That’s a 49-percent rate.
According to the Florida Department of Health, the cesarean rate in Miami-Dade County has been steadily growing during the past decade.
Karolina Salas had her first baby two years ago. She had planned with her doctor for a relaxed atmosphere with no drugs and, most importantly, no surgery.
But after her water broke in the hospital, her doctor said a C-section would be necessary because the circumstances were getting dangerous.
Salas had a fever and her baby’s head was against her back, a position that often results in longer labor. Her doctor told her a C-section was necessary due to these factors.
A survey by the American College of Obstetricians and Gynecologists showed 39 percent of Florida physicians stopped offering or performing vaginal births out of fear of lawsuits.
Dr. Christina Peña is an OBGYN at Kendall Regional Medical Center, which has the state’s highest rate of C-sections — 64 percent.
“Doctors here say, 'Let me not take that risk,' ” Says Peña. “ 'I don't want to have maybe a bad outcome happen.' ”
But there are risks to unnecessary C-sections, too: bleeding, infections and scar tissue.
Kendall Regional knows the problem and has changed its guidelines to avoid C-sections. Doctors and staff now meet on a monthly basis and -- except in an emergency -- can’t induce any patient before 39 weeks.
But Dr. Salih Yasin, director of obstetrics and patient safety at Jackson Memorial Hospital, says some South Florida mothers ask for a C-section.
“They feel that this would be less dramatic, no pain, no issues with their body,” says Dr. Yasin.
Jamie Arratia, 38, gave birth to a baby girl in August--it was her second planned C-section. Seventeen years ago she had struggled with her first delivery during a natural birth.
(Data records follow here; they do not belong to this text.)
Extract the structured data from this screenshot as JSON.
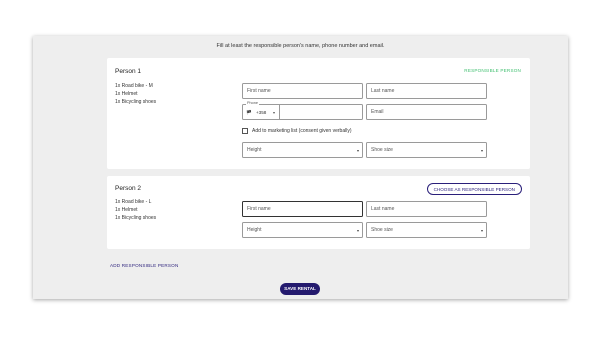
{
  "intro_text": "Fill at least the responsible person's name, phone number and email.",
  "persons": [
    {
      "title": "Person 1",
      "items": [
        "1x Road bike - M",
        "1x Helmet",
        "1x Bicycling shoes"
      ],
      "badge": "RESPONSIBLE PERSON",
      "fields": {
        "first_name": "First name",
        "last_name": "Last name",
        "phone_label": "Phone",
        "phone_flag": "🏴",
        "phone_code": "+358",
        "email": "Email",
        "marketing": "Add to marketing list (consent given verbally)",
        "height": "Height",
        "shoe_size": "Shoe size"
      }
    },
    {
      "title": "Person 2",
      "items": [
        "1x Road bike - L",
        "1x Helmet",
        "1x Bicycling shoes"
      ],
      "choose_button": "CHOOSE AS RESPONSIBLE PERSON",
      "fields": {
        "first_name": "First name",
        "last_name": "Last name",
        "height": "Height",
        "shoe_size": "Shoe size"
      }
    }
  ],
  "add_person_link": "ADD RESPONSIBLE PERSON",
  "save_button": "SAVE RENTAL",
  "colors": {
    "accent_navy": "#241a6e",
    "responsible_green": "#3fbf6f",
    "panel_bg": "#eeeeee",
    "card_bg": "#ffffff"
  },
  "icons": {
    "select_caret": "caret-down-icon",
    "phone_flag": "flag-icon"
  }
}
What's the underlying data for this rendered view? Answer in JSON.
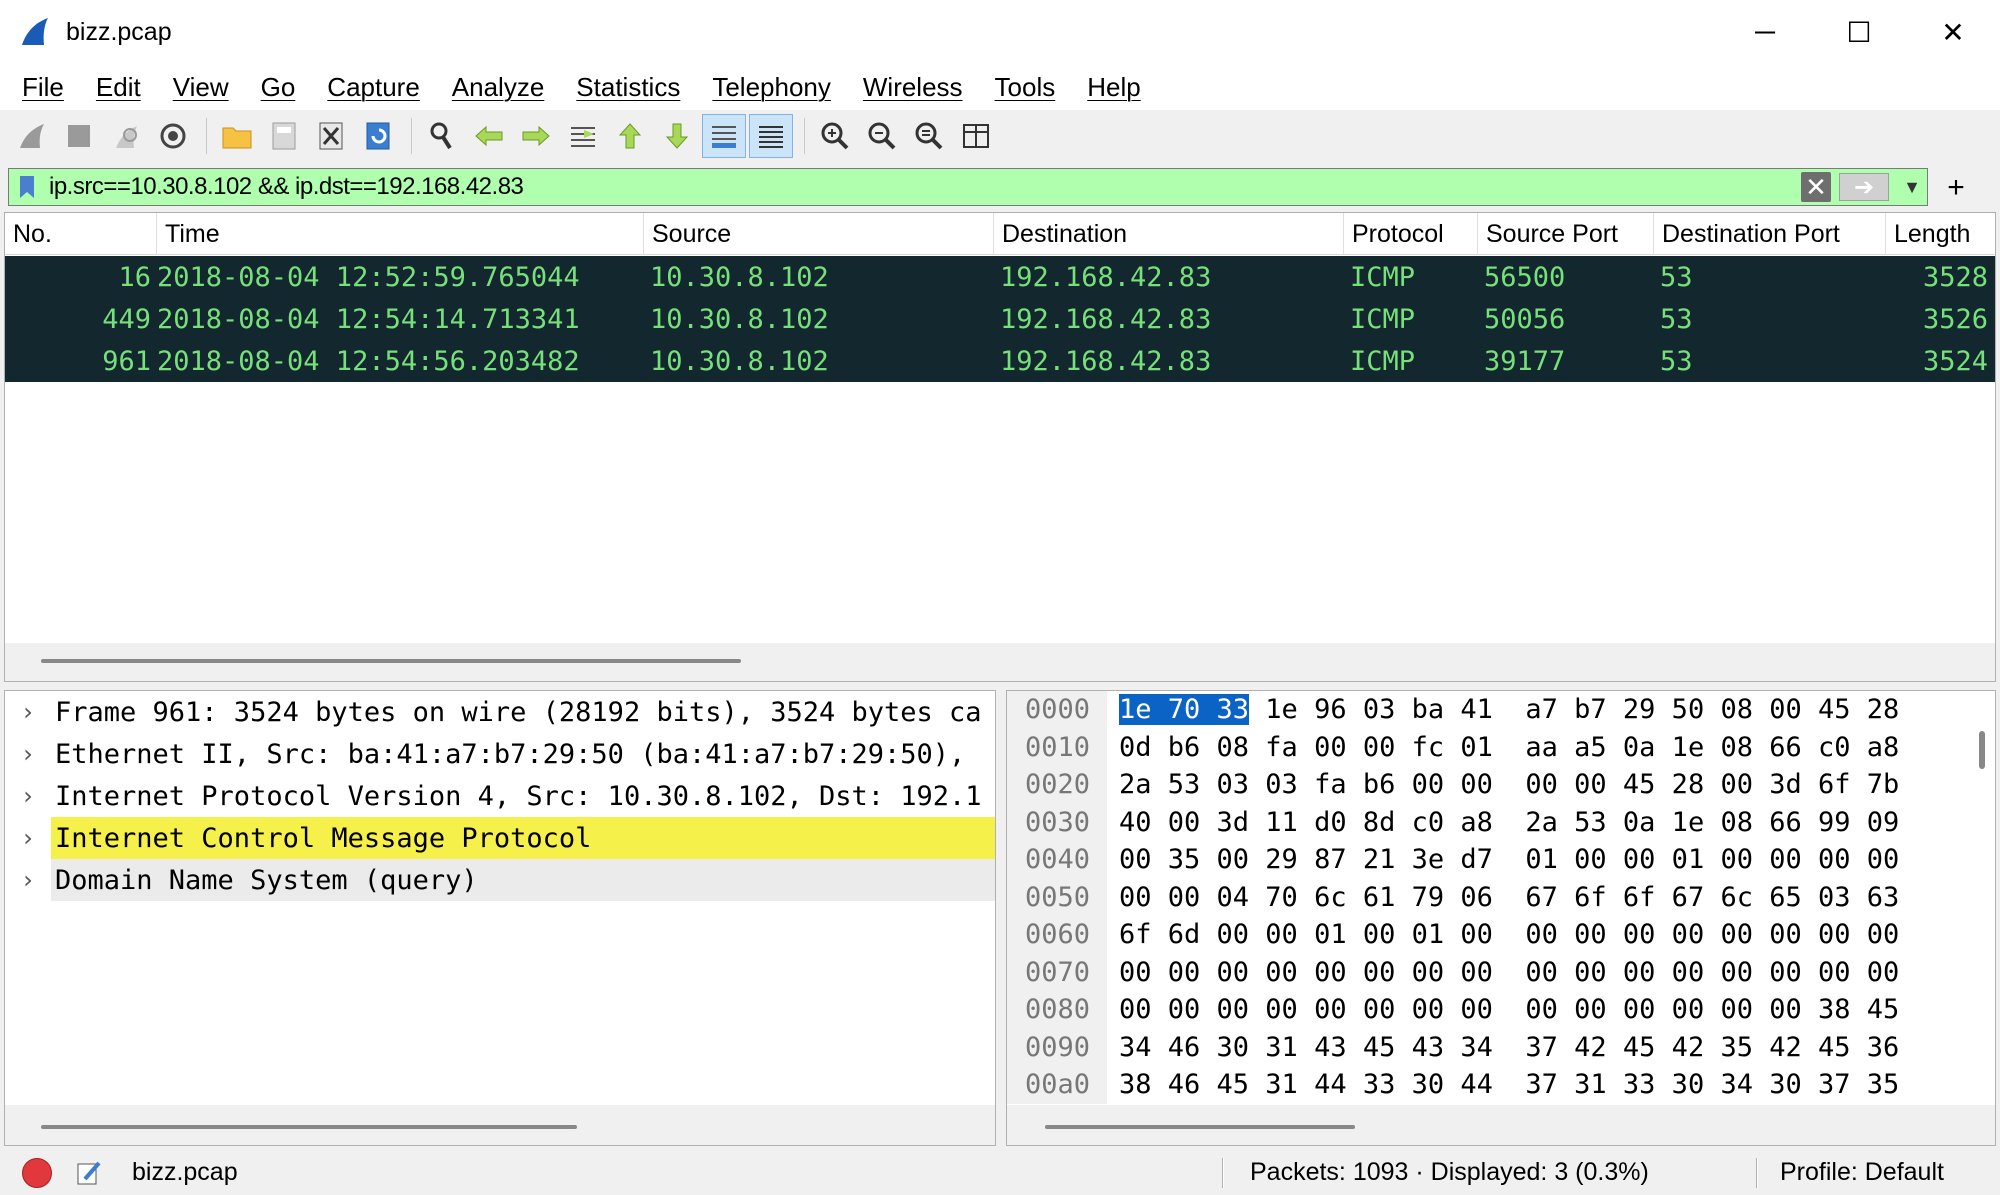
{
  "window": {
    "title": "bizz.pcap",
    "minimize_glyph": "─",
    "maximize_glyph": "☐",
    "close_glyph": "✕"
  },
  "menu": [
    "File",
    "Edit",
    "View",
    "Go",
    "Capture",
    "Analyze",
    "Statistics",
    "Telephony",
    "Wireless",
    "Tools",
    "Help"
  ],
  "toolbar": {
    "icons": [
      "shark-fin-start-icon",
      "stop-capture-icon",
      "restart-capture-icon",
      "capture-options-icon",
      "open-file-icon",
      "save-file-icon",
      "close-file-icon",
      "reload-file-icon",
      "find-packet-icon",
      "go-back-icon",
      "go-forward-icon",
      "go-to-packet-icon",
      "first-packet-icon",
      "last-packet-icon",
      "auto-scroll-icon",
      "colorize-icon",
      "zoom-in-icon",
      "zoom-out-icon",
      "normal-size-icon",
      "resize-columns-icon"
    ]
  },
  "filter": {
    "value": "ip.src==10.30.8.102 && ip.dst==192.168.42.83",
    "add_glyph": "+"
  },
  "packet_list": {
    "columns": [
      "No.",
      "Time",
      "Source",
      "Destination",
      "Protocol",
      "Source Port",
      "Destination Port",
      "Length"
    ],
    "rows": [
      {
        "no": "16",
        "time": "2018-08-04 12:52:59.765044",
        "source": "10.30.8.102",
        "destination": "192.168.42.83",
        "protocol": "ICMP",
        "sport": "56500",
        "dport": "53",
        "length": "3528"
      },
      {
        "no": "449",
        "time": "2018-08-04 12:54:14.713341",
        "source": "10.30.8.102",
        "destination": "192.168.42.83",
        "protocol": "ICMP",
        "sport": "50056",
        "dport": "53",
        "length": "3526"
      },
      {
        "no": "961",
        "time": "2018-08-04 12:54:56.203482",
        "source": "10.30.8.102",
        "destination": "192.168.42.83",
        "protocol": "ICMP",
        "sport": "39177",
        "dport": "53",
        "length": "3524"
      }
    ]
  },
  "details": [
    "Frame 961: 3524 bytes on wire (28192 bits), 3524 bytes ca",
    "Ethernet II, Src: ba:41:a7:b7:29:50 (ba:41:a7:b7:29:50),",
    "Internet Protocol Version 4, Src: 10.30.8.102, Dst: 192.1",
    "Internet Control Message Protocol",
    "Domain Name System (query)"
  ],
  "hex": [
    {
      "offset": "0000",
      "sel": "1e 70 33",
      "rest": " 1e 96 03 ba 41  a7 b7 29 50 08 00 45 28"
    },
    {
      "offset": "0010",
      "sel": "",
      "rest": "0d b6 08 fa 00 00 fc 01  aa a5 0a 1e 08 66 c0 a8"
    },
    {
      "offset": "0020",
      "sel": "",
      "rest": "2a 53 03 03 fa b6 00 00  00 00 45 28 00 3d 6f 7b"
    },
    {
      "offset": "0030",
      "sel": "",
      "rest": "40 00 3d 11 d0 8d c0 a8  2a 53 0a 1e 08 66 99 09"
    },
    {
      "offset": "0040",
      "sel": "",
      "rest": "00 35 00 29 87 21 3e d7  01 00 00 01 00 00 00 00"
    },
    {
      "offset": "0050",
      "sel": "",
      "rest": "00 00 04 70 6c 61 79 06  67 6f 6f 67 6c 65 03 63"
    },
    {
      "offset": "0060",
      "sel": "",
      "rest": "6f 6d 00 00 01 00 01 00  00 00 00 00 00 00 00 00"
    },
    {
      "offset": "0070",
      "sel": "",
      "rest": "00 00 00 00 00 00 00 00  00 00 00 00 00 00 00 00"
    },
    {
      "offset": "0080",
      "sel": "",
      "rest": "00 00 00 00 00 00 00 00  00 00 00 00 00 00 38 45"
    },
    {
      "offset": "0090",
      "sel": "",
      "rest": "34 46 30 31 43 45 43 34  37 42 45 42 35 42 45 36"
    },
    {
      "offset": "00a0",
      "sel": "",
      "rest": "38 46 45 31 44 33 30 44  37 31 33 30 34 30 37 35"
    }
  ],
  "status": {
    "file": "bizz.pcap",
    "packets": "Packets: 1093 · Displayed: 3 (0.3%)",
    "profile": "Profile: Default"
  },
  "colors": {
    "selected_row_bg": "#12272e",
    "selected_row_fg": "#78e07a",
    "filter_valid_bg": "#afffaf",
    "highlight_tree": "#f5f04a",
    "hex_selection": "#0b63c6"
  }
}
“I was afraid of tearing something open or being stuck with the same predicament of my son which was five hours of pushing,” she said. “So I didn’t want to go that route again if I didn’t have to.”
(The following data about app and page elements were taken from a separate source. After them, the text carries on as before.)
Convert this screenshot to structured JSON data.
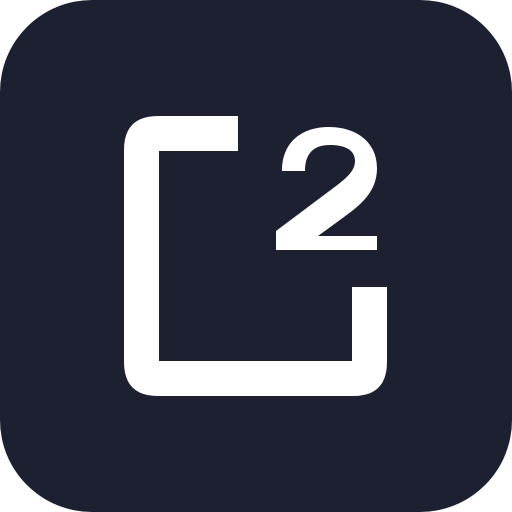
{
  "icon": {
    "name": "c-squared-logo",
    "background_color": "#1c2030",
    "foreground_color": "#ffffff",
    "glyph": "2"
  }
}
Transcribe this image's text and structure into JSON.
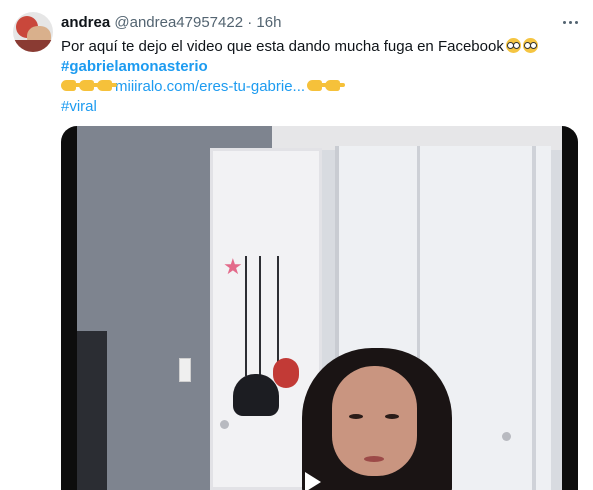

Arratia says she also planned a C-section this time to have her tubes tied.
Manny Fermin, director for the Healthy Start Coalition of Miami-Dade County, says the decision to perform a Cesarean is also influenced by time.
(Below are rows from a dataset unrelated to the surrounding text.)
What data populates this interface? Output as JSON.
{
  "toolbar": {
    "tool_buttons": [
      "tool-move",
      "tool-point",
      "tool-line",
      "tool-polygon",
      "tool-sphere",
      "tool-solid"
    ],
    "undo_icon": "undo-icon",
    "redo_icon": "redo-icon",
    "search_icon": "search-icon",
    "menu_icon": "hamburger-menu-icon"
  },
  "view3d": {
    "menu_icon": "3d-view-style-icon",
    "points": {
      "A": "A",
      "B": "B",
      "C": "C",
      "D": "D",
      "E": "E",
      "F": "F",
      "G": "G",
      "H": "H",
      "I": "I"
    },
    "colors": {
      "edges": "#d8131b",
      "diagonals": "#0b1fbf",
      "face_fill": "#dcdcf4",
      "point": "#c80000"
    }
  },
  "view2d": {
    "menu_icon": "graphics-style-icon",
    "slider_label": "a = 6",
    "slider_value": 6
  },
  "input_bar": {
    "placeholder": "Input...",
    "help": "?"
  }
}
“In a 10-hour block of time you don’t know how long that lady is going to take before she gives birth... but you are there,” says Fermin.
He says in the time it takes doctors to deliver one natural birth, they could do up to 10 C-sections.
But efficiency is not what some patients, like Salas, are thinking about.
According to research from the National Partnership for Women and Families, more than half of mothers feel frightened during a C-section.
When the nurses prepped Salas for her surgery, they tied her hands to the bed so she wouldn’t touch her body as the doctor cut her open.
"The sensation was weird, it was like somebody was playing with my guts,” Salas says.
She still had her hands tied when they placed the baby on her breasts.
“It was not what I wanted,” says Salas.
And Dr. Peña says it's not what a lot of mothers want.
“The patients I'm seeing now are really determined to do things as natural as possible,” says Peña.
This year, the American College of Obstetricians and Gynecologists released new guidelines to prevent first time mothers from having a cesarean.
The big change: It wants doctors to give mothers more time during labor.
“We need to be a little bit more patient. Not to call, “Oh the baby is stressed, let’s jump to have a C-section,'” says Dr. Yasin.
Navigate the map to see Palm Beach County, Broward County, Miami-Dade County and Monroe County's C-section rates. The red pins indicate the hospital with the highest C-section rate, and the blue pin shows the lowest rate.